SunEdison, Facing More Legal Woes, Plunges to 14-Year Lowby and
Company faces hearing next week about $1.9 billion Vivint deal
Judge issued restraining order Thursday on Latin America suit
SunEdison Inc., the worst performing renewable-energy company in the past year, fell to a 14-year low as it contends with two legal disputes.
On Tuesday it will face a hearing to defend its planned $1.9 billion acquisition of Vivint Solar Inc. And yesterday, a judge ordered it to refrain from shifting some assets during a lawsuit over a failed acquisition in Latin America.
That’s dragging down the world’s biggest clean-energy developer’s already battered shares. SunEdison slumped 31 percent to $1.41 at the close in New York, the lowest since September 2001. The company has plunged 93 percent in the past year, the most on the WilderHill New Energy Global Innovation index of 104 members.
“There’s a lot of negative headwinds they face today,” Carter Driscoll, an analyst at Friedman Billings & Ramsey Co. in New York, said in an interview Friday.

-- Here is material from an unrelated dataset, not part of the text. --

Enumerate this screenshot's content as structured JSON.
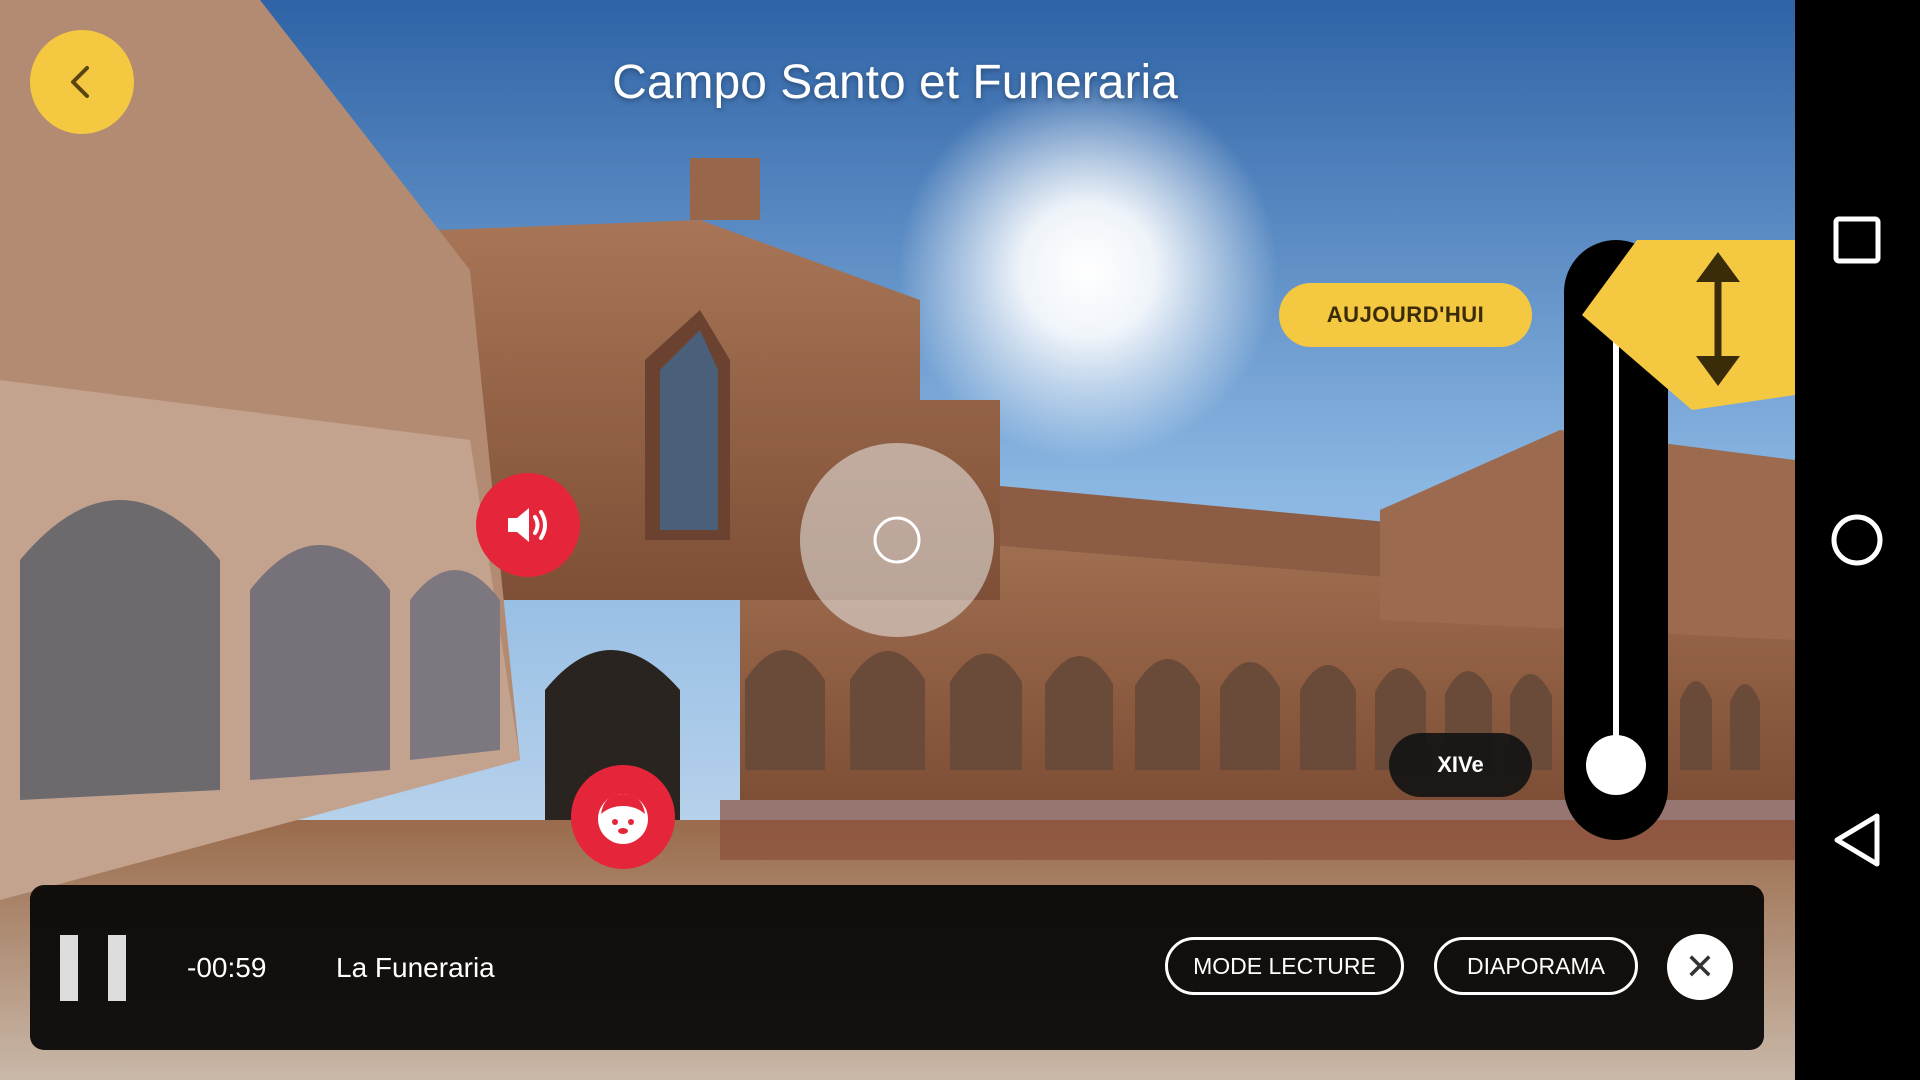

The bigger legal issue is the Vivint deal, said Jeffrey Osborne, an analyst at Cowen & Co. SunEdison announced plans in July to buy the rooftop solar company. The transaction prompted significant criticism from investors, including billionaire hedge-fund manager David Tepper. His Appaloosa Management LP suedlast month to block a key part of the purchase, and a judge in Delaware is scheduled to hear the case Tuesday. U.S. markets are closed Monday for a holiday.
Appaloosa said in December it acquired a 9.5 percent stake in TerraForm Power Inc., a holding company controlled by SunEdison that’s planning to buy some of the Vivint assets as part of the deal. Tepper is seeking to block that component of the transaction.
“It’s the last trading day before the hearing,” said Osborne. “People are assuming the worst.”
A second legal issue emerged this week. SunEdison was temporarily blocked Thursday from transferring some assets while shareholders of Latin America Power BV seek more than $150 million in damages. SunEdison agreed to buy the company in May from Brazil’s BTG Pactual Asset Management and its partners, and canceled the deal less than five months later, contending that the sellers failed to satisfy certain conditions.
Ben Harborne, a SunEdison spokesman, said in an e-mailed statement Thursday after the judge’s ruling, that the company “can continue to conduct our business without undue interference.” That includes selling its power plants at fair value, he said in an interview Friday.
The Latin America Power lawsuit is “potentially another claim on the cash flow,” Driscoll said.